(Beginning of RECORDS TO PROCESS)

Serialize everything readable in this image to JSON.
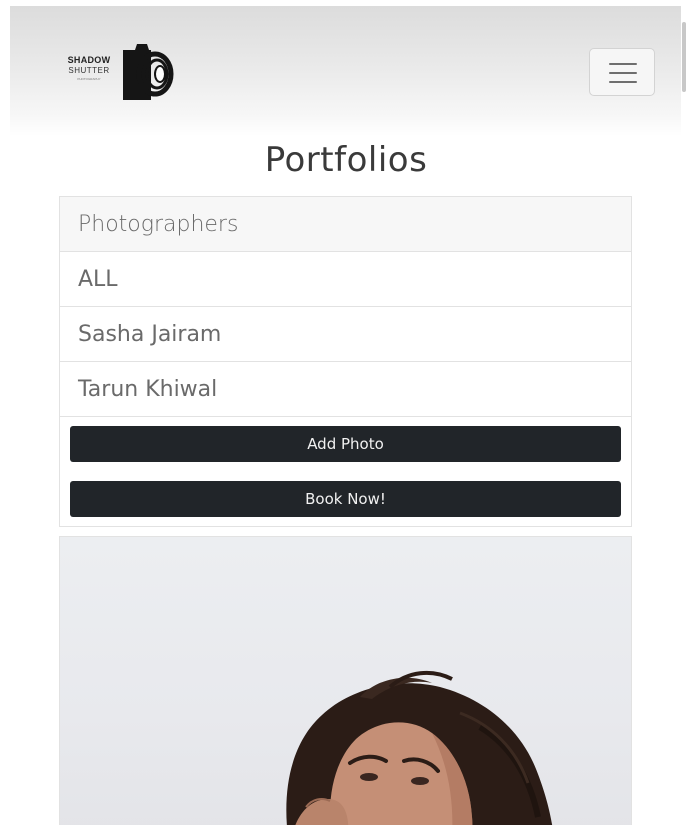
{
  "navbar": {
    "brand": {
      "line1": "SHADOW",
      "line2": "SHUTTER",
      "line3": "PHOTOGRAPHY"
    },
    "toggle_icon": "hamburger-icon"
  },
  "page": {
    "title": "Portfolios"
  },
  "list": {
    "header": "Photographers",
    "items": [
      {
        "label": "ALL"
      },
      {
        "label": "Sasha Jairam"
      },
      {
        "label": "Tarun Khiwal"
      }
    ],
    "buttons": {
      "add_photo": "Add Photo",
      "book_now": "Book Now!"
    }
  },
  "colors": {
    "button_dark": "#212529",
    "list_text": "#6a6a6a",
    "header_bg": "#f7f7f7"
  }
}
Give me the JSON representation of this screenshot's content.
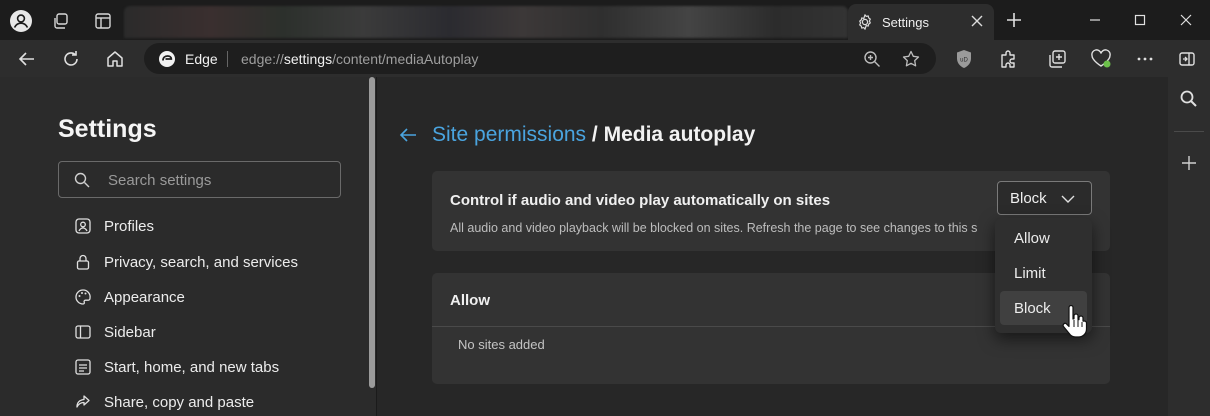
{
  "titlebar": {
    "active_tab_title": "Settings",
    "icons": [
      "profile-icon",
      "workspaces-icon",
      "tab-actions-icon",
      "gear-icon",
      "close-icon",
      "new-tab-icon",
      "minimize-icon",
      "maximize-icon",
      "close-window-icon"
    ]
  },
  "toolbar": {
    "edge_label": "Edge",
    "url_prefix": "edge://",
    "url_host": "settings",
    "url_path": "/content/mediaAutoplay"
  },
  "sidebar": {
    "title": "Settings",
    "search_placeholder": "Search settings",
    "items": [
      {
        "label": "Profiles",
        "icon": "profile-icon"
      },
      {
        "label": "Privacy, search, and services",
        "icon": "lock-icon"
      },
      {
        "label": "Appearance",
        "icon": "palette-icon"
      },
      {
        "label": "Sidebar",
        "icon": "sidebar-icon"
      },
      {
        "label": "Start, home, and new tabs",
        "icon": "home-tabs-icon"
      },
      {
        "label": "Share, copy and paste",
        "icon": "share-icon"
      }
    ]
  },
  "main": {
    "breadcrumb_parent": "Site permissions",
    "breadcrumb_sep": " / ",
    "breadcrumb_current": "Media autoplay",
    "control_card": {
      "title": "Control if audio and video play automatically on sites",
      "description": "All audio and video playback will be blocked on sites. Refresh the page to see changes to this s",
      "selected": "Block"
    },
    "dropdown_options": [
      "Allow",
      "Limit",
      "Block"
    ],
    "allow_card": {
      "title": "Allow",
      "empty_text": "No sites added"
    }
  },
  "colors": {
    "accent": "#4aa4df",
    "background": "#272727",
    "card": "#333333"
  }
}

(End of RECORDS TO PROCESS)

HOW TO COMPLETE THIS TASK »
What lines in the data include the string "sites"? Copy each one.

TASK RESULT »
      "title": "Control if audio and video play automatically on sites",
      "description": "All audio and video playback will be blocked on sites. Refresh the page to see changes to this s",
      "empty_text": "No sites added"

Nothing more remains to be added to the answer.